Content starts
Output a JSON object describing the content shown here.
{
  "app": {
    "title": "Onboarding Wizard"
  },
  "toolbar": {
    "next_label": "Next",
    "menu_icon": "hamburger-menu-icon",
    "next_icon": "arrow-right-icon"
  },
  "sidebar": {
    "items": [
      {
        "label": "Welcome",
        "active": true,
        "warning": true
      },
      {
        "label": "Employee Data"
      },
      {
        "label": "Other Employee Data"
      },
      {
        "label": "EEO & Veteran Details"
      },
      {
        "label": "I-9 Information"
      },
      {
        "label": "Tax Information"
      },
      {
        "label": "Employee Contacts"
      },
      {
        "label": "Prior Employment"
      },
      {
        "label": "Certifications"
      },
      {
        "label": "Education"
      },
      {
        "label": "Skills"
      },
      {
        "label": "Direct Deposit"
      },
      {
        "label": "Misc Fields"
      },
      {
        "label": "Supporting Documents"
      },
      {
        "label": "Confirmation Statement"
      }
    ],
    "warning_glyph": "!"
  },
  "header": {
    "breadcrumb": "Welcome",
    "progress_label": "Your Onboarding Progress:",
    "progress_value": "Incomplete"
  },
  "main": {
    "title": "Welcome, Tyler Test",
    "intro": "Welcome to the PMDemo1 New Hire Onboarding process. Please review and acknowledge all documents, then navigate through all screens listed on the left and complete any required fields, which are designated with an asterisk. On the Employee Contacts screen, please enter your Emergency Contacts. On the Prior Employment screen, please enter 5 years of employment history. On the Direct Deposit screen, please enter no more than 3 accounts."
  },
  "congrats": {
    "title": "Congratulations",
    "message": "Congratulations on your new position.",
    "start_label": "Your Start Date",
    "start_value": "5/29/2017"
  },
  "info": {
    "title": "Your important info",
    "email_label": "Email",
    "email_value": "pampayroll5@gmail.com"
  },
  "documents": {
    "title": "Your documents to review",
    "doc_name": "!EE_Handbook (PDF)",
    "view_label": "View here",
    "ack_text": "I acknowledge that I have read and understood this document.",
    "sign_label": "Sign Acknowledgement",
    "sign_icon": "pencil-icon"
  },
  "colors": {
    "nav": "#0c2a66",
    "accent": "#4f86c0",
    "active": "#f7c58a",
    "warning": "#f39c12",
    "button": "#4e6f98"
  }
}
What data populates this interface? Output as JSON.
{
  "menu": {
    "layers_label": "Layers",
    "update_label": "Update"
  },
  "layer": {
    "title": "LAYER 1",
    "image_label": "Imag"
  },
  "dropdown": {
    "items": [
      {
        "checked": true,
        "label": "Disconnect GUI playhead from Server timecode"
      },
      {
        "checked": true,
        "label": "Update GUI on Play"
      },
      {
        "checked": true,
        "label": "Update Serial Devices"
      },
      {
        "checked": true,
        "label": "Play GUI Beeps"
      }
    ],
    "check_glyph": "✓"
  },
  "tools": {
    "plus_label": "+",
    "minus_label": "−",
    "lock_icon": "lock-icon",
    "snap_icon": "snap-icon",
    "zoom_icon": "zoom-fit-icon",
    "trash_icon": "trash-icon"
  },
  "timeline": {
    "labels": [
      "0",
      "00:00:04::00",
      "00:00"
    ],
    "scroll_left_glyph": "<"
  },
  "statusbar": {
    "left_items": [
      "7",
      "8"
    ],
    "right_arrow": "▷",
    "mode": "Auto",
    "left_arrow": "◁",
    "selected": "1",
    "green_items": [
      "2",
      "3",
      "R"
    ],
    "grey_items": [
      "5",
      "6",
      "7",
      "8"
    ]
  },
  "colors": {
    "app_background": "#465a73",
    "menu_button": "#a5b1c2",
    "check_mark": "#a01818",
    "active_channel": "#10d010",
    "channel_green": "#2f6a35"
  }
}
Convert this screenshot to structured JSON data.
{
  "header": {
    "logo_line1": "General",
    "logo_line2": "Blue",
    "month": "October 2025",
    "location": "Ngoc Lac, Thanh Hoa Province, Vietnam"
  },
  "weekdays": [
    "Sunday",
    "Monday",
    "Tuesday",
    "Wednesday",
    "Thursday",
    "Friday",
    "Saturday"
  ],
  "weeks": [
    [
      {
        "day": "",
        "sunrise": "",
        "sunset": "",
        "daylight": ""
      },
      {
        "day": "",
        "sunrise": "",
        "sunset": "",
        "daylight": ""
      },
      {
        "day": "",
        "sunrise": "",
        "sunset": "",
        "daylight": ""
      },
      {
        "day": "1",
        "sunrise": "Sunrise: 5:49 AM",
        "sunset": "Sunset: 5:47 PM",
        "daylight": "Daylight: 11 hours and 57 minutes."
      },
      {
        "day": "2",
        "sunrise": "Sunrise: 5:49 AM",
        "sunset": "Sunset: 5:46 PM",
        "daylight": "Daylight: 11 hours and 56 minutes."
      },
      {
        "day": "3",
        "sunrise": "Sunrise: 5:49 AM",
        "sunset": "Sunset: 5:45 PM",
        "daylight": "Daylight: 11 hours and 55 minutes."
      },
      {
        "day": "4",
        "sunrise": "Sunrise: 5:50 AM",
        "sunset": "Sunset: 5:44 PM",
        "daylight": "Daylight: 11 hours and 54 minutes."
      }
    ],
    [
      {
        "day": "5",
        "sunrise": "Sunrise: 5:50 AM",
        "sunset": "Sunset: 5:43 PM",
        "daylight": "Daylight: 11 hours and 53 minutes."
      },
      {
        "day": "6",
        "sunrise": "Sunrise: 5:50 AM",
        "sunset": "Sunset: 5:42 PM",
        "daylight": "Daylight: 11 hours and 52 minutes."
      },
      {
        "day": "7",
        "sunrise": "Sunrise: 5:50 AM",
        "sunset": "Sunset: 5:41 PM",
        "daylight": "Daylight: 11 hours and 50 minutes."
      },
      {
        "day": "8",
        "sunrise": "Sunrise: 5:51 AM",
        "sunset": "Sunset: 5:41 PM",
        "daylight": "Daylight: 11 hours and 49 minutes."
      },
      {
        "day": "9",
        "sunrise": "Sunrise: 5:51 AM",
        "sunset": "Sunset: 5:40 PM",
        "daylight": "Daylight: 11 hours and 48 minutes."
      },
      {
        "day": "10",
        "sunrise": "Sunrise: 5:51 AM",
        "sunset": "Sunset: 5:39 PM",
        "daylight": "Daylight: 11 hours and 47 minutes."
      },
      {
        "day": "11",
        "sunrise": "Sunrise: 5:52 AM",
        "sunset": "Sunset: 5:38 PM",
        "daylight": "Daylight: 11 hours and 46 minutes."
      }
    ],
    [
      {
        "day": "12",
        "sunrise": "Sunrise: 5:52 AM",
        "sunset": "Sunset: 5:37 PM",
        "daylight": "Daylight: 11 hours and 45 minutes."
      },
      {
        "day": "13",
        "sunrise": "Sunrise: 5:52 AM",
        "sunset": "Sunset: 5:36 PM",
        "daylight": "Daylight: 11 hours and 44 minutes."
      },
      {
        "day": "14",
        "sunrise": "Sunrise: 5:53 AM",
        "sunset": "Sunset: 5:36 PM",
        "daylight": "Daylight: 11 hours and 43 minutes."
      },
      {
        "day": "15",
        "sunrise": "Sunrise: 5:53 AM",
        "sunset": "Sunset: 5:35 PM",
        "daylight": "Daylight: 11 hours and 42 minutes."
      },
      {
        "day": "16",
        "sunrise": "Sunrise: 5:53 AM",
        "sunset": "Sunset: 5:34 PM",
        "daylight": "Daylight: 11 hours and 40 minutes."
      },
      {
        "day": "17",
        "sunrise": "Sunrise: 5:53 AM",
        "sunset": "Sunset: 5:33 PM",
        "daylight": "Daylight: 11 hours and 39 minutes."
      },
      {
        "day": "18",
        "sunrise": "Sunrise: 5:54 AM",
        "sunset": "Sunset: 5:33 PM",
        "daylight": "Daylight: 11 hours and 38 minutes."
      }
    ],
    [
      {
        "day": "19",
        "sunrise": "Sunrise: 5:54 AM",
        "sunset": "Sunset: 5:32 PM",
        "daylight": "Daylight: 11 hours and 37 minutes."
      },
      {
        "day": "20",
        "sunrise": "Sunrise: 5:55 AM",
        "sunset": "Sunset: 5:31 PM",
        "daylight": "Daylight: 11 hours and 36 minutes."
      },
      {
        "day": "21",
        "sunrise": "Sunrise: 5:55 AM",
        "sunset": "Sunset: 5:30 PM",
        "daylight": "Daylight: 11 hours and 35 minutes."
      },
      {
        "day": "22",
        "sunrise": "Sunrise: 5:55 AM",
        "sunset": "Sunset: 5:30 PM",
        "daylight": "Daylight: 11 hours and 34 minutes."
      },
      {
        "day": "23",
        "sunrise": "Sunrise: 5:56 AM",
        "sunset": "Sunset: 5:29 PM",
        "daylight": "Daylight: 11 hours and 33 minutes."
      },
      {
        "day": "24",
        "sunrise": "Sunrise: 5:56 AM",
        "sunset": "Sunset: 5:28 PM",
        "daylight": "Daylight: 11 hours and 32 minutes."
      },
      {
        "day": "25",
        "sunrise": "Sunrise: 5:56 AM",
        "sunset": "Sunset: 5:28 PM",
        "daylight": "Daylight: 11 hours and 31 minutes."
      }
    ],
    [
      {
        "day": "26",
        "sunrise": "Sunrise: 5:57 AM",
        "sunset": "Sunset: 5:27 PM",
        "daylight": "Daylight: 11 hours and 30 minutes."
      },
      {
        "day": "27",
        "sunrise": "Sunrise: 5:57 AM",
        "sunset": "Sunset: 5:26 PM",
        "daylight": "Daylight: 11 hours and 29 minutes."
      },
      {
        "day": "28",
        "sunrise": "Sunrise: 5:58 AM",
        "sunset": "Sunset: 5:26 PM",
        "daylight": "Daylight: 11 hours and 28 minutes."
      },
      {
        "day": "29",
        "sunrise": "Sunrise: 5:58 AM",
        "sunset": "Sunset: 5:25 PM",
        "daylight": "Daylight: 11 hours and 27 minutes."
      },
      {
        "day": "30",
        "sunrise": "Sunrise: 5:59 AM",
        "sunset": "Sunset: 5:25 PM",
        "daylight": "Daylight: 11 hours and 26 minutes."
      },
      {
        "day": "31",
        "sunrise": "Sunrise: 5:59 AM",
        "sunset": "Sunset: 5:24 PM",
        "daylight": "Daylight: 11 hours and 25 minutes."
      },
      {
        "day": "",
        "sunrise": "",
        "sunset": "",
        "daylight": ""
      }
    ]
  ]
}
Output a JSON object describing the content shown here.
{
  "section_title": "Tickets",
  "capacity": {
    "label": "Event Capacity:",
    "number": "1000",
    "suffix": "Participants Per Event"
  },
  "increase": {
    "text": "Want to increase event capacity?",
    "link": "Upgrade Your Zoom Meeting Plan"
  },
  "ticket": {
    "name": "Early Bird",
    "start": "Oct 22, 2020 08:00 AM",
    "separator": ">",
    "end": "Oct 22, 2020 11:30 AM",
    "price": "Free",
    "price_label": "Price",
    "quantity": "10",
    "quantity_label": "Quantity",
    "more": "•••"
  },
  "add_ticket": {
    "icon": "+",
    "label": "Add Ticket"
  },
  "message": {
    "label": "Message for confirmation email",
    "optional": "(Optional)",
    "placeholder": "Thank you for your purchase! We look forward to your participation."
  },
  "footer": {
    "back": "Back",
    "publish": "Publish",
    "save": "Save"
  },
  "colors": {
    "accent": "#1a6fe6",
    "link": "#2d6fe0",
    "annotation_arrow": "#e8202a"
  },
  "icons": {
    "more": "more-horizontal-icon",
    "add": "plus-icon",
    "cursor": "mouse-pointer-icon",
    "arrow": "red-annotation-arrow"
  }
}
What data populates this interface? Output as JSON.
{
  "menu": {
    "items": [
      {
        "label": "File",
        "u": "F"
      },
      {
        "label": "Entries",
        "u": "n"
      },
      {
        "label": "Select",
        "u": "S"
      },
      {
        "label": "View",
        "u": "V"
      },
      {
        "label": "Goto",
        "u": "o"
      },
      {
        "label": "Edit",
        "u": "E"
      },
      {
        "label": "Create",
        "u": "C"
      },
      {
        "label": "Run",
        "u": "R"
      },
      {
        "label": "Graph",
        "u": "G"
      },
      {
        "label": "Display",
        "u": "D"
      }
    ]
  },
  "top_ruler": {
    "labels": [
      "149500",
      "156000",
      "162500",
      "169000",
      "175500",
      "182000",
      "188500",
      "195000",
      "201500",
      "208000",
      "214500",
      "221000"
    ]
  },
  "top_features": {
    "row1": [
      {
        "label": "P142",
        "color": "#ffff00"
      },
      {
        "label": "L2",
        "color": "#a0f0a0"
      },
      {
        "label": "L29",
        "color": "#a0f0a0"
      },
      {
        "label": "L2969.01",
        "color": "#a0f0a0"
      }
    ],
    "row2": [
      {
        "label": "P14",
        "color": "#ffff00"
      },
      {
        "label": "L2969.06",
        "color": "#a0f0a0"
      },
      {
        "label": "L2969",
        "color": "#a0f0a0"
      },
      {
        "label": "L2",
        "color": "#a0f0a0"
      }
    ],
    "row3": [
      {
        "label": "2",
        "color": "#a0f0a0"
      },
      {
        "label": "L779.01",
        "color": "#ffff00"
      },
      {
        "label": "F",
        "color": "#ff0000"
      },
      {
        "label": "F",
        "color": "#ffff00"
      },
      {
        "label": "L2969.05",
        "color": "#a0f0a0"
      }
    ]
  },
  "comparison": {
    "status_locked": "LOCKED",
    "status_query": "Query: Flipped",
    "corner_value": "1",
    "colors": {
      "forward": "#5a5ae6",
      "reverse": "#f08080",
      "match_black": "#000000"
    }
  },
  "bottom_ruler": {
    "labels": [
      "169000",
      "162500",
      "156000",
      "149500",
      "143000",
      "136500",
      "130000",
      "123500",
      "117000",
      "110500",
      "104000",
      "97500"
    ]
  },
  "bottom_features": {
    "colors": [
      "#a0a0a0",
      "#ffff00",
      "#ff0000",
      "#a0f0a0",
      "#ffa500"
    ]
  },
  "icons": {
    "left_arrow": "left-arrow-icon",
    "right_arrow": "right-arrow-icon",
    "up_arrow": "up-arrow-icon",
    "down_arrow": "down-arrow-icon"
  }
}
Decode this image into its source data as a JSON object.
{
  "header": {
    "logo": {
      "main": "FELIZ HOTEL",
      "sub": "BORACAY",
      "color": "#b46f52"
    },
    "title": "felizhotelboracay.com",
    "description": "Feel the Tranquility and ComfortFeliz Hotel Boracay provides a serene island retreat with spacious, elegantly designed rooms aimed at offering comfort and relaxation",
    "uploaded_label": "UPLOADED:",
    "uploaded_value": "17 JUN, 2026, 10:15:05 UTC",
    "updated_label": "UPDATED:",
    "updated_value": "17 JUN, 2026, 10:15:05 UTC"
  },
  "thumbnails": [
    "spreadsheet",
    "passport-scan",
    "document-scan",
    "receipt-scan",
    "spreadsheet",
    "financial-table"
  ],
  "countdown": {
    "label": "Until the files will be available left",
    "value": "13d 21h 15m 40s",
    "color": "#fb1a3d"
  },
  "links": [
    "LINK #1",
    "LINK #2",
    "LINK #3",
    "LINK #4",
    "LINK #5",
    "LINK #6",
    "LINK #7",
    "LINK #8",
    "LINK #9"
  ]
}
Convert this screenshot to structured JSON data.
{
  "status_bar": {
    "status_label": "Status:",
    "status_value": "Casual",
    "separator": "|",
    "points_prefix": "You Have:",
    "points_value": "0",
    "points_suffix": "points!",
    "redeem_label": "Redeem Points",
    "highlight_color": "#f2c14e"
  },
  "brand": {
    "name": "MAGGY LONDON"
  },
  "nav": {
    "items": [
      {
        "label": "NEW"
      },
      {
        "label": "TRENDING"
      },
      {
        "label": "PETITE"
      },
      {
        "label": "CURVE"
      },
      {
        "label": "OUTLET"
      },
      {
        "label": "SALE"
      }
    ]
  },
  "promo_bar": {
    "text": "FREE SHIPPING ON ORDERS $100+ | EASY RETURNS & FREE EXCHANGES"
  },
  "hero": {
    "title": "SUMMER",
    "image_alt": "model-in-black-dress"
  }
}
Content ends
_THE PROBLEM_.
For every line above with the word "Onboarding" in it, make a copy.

_ANSWER SECTION_.
    "title": "Onboarding Wizard"
    "progress_label": "Your Onboarding Progress:",
    "intro": "Welcome to the PMDemo1 New Hire Onboarding process. Please review and acknowledge all documents, then navigate through all screens listed on the left and complete any required fields, which are designated with an asterisk. On the Employee Contacts screen, please enter your Emergency Contacts. On the Prior Employment screen, please enter 5 years of employment history. On the Direct Deposit screen, please enter no more than 3 accounts."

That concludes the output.